[ENTRIES SUPPLIED]

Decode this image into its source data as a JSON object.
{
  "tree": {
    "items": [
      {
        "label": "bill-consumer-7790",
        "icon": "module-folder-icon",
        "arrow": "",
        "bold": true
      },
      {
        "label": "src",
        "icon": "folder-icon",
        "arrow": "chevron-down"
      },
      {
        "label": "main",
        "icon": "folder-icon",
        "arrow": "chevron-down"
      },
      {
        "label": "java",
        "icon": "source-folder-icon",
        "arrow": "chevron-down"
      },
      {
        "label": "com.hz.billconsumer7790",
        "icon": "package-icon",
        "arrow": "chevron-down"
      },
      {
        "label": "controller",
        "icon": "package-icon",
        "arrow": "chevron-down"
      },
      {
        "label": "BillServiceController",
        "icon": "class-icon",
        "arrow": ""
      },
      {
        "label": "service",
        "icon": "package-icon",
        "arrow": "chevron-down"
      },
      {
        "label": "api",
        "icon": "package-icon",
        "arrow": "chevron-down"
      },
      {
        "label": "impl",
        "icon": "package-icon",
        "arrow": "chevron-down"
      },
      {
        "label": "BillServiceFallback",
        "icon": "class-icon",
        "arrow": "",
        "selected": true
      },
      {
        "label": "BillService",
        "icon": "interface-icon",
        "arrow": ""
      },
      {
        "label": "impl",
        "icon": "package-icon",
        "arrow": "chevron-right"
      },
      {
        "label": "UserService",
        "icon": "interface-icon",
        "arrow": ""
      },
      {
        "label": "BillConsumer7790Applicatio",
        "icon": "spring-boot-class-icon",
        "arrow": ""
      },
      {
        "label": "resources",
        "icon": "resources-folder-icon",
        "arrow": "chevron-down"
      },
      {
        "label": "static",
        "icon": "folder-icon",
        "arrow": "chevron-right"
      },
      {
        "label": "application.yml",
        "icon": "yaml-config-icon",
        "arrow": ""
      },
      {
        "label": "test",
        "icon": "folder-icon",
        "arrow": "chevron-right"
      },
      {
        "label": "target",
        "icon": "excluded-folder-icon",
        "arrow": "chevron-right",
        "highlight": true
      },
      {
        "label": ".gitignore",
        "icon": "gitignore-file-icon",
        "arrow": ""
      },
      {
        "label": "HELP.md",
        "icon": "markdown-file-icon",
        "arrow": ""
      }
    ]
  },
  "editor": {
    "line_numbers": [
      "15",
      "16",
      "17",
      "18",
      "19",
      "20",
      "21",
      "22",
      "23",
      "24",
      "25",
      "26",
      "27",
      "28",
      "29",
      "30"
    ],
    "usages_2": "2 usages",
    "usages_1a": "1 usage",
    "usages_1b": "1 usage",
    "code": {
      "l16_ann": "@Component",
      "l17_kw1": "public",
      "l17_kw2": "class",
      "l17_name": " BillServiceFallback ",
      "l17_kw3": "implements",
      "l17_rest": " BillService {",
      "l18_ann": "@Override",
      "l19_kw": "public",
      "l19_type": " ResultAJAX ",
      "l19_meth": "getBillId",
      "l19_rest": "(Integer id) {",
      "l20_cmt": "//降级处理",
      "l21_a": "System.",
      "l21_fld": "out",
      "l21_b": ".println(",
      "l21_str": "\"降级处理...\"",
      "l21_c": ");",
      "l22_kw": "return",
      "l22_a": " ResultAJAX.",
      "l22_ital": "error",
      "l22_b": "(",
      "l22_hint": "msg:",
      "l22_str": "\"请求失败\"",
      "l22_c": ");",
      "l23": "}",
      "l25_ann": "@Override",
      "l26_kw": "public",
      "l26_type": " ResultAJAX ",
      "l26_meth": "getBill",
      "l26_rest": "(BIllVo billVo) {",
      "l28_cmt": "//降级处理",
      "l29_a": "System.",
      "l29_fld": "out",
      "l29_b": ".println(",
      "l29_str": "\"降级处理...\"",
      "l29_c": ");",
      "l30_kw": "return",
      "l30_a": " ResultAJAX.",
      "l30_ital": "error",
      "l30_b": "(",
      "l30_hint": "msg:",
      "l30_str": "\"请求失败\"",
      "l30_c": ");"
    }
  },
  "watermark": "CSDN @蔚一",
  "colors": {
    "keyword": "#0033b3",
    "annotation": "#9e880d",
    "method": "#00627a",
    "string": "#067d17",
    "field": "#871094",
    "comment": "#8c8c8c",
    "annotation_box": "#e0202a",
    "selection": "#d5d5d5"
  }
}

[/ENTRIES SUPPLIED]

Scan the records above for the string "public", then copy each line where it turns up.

      "l17_kw1": "public",
      "l19_kw": "public",
      "l26_kw": "public",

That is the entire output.